Wendy Trafton, a masters student in Public health, has posted her interesting paper on the failure of the KNOW AIDS CBS/Kaiser Foundation public relations campaign to reach out to Deaf people.

Saturday, December 09, 2006

December 9: Cootie Stark (1927-2005)...and John Milton (1608-1674)

I didn't have it hard as some people, but I think what I had, it was hard enough. The hardships I had I'm glad about. I appreciate that. Because I know how to treat people.

--Cootie Stark

December 9, 1927, bluesman Cootie Stark (shown at right) was born Johnny Miller in Abbeville, South Carolina. He was considered one of the last of the old Piedmont Blues guitarists.
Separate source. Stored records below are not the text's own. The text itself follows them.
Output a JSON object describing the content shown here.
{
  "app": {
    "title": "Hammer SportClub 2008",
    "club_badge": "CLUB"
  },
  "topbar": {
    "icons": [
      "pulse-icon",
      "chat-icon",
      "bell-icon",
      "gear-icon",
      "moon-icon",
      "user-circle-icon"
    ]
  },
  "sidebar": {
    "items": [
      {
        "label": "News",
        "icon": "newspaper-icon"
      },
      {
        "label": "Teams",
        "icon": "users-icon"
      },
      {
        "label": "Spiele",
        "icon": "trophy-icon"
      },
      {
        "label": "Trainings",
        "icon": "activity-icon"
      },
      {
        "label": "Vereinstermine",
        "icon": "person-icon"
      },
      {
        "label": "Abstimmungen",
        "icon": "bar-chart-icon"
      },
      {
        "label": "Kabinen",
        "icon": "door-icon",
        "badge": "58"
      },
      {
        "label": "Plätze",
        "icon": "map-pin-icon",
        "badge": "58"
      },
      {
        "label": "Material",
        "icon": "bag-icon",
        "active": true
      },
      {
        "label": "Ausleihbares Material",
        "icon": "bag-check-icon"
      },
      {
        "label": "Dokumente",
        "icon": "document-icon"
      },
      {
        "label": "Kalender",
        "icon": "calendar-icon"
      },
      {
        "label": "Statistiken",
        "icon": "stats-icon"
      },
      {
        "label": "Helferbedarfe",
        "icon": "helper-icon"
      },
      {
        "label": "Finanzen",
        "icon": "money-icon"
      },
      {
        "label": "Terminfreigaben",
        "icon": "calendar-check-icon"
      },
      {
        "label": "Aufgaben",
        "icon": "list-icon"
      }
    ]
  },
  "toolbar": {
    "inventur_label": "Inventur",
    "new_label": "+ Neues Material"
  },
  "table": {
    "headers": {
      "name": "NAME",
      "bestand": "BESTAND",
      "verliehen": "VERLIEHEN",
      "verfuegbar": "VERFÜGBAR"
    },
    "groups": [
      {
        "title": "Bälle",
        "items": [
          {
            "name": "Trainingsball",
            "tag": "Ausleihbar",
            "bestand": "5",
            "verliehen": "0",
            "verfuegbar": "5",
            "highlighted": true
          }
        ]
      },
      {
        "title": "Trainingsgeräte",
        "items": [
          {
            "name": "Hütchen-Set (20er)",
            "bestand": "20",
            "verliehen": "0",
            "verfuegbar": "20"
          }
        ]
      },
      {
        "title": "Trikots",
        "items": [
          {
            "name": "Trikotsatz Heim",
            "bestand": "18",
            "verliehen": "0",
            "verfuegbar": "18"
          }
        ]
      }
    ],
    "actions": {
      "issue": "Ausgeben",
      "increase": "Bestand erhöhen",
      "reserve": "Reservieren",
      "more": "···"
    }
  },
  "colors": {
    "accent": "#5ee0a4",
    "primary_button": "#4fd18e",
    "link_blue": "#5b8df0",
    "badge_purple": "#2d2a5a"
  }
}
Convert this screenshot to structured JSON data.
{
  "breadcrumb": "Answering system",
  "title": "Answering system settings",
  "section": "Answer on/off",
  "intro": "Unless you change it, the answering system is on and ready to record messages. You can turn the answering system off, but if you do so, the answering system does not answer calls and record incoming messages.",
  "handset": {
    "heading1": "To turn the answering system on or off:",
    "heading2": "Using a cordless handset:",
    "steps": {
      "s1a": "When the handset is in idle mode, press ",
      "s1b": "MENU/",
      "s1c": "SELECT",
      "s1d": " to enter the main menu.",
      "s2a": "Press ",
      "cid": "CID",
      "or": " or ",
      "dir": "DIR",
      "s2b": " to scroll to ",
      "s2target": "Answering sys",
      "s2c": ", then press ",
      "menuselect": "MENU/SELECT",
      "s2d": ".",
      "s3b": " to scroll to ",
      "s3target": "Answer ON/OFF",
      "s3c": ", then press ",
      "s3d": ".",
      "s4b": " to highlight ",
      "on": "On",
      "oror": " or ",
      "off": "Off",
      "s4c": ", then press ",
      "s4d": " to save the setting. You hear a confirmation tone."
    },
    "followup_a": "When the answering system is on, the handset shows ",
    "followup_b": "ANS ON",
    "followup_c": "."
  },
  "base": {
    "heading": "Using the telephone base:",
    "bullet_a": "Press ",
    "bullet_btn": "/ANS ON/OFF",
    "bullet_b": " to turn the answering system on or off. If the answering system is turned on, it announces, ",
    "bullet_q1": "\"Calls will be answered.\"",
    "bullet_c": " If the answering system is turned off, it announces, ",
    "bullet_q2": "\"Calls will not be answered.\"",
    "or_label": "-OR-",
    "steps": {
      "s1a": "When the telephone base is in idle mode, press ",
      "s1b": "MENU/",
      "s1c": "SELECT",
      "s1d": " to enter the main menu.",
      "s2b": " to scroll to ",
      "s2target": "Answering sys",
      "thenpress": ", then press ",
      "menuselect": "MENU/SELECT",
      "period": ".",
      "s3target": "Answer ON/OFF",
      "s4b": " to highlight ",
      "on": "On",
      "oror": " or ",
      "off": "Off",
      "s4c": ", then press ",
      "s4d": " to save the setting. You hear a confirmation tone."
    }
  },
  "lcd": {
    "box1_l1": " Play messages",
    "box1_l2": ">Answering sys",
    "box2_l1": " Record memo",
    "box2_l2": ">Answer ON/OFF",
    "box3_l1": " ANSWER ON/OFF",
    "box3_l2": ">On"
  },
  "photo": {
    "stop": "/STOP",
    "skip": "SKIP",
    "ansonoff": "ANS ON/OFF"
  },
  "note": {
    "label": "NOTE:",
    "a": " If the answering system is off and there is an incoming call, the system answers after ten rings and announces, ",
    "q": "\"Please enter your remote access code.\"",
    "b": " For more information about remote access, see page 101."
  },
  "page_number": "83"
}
When he was a boy, someone suggested to his mother that he could attend a blind school in Spartanburg (possibly the state school for the deaf and blind, aka the "Cedar Springs School," where fellow Piedmont bluesman Gary Davis went years earlier). "I wanted to go, but she didn't let me. Back in those days she thought they might be mean to me. That's the reason why." Instead, he took up the guitar.

Stark performed extensively, and powerfully, but hadn't recorded anything before a 1997 session (organized by the Music Maker Relief Foundation) that became the CD Sugar Man. His last years were marked by renewed interest in his work, and he was performing at festivals and awards shows until his last months. "They say the older you get, the more fun you gonna have, and I believe them now," said Stark in a 1998 interview. "I just wish I'd had some of this a long time ago." (Three tracks by Stark, "Metal Bottoms," "Sandyland," and "Blue Smokey Mountain," can be found on the MMRF website.)

December 9 was also the birthday of English poet John Milton (left, 1608-1674). He wrote his masterpiece Paradise Lost (1667) after he'd become blind, composing the verses in his head at night, and dictating them the next day. (Dartmouth also has the Paradise Lost text online, in English and Latin, with notes, using a frames layout.) The front matter by Milton's assistant and fellow poet Andrew Marvell begins: "When I beheld the Poet blind, yet bold/ In slender Book his vast Design unfold..."

More on Milton's blindness:
Baruch, Franklin R. "Milton's Blindness: The Conscious and Unconscious Patterns of Autobiography," in John Milton: Twentieth-Century Perspectives, vol. 1: The Man and the Author, Martin J. Evans, ed. (Routledge 2003): 26-37.

Thursday, December 07, 2006

December 7: Blind John Davis (1913-1985)

Bluesman John Henry Davis, best known as Blind John Davis, was born on this date in 1913, in Hattiesburg, Mississippi. He was raised in Chicago, and lost his sight to an infection when he was nine years old. He learned to play piano in his teens, and by twenty had his first band, Johnny Lee's Music Masters, that played around Chicago speakeasies. From 1937 to 1942, he was the house pianist at the Wabash Music Company, and played on over a hundred recordings. He toured with his band, the Johnny Davis Rhythm Boys, during WWII, and formed the John Davis Trio in the late 1940s. After 1951, he played mostly solo; in 1952, he toured Europe with Big Bill Broonzy, and recorded on a French label. Many successful return trips to Europe followed, in the 1970s and 1980s, including a number of German and Dutch recordings. He also played blues festivals around the US and Canada. There are tracks by Davis available online, and some CDs in print.

Friday, December 01, 2006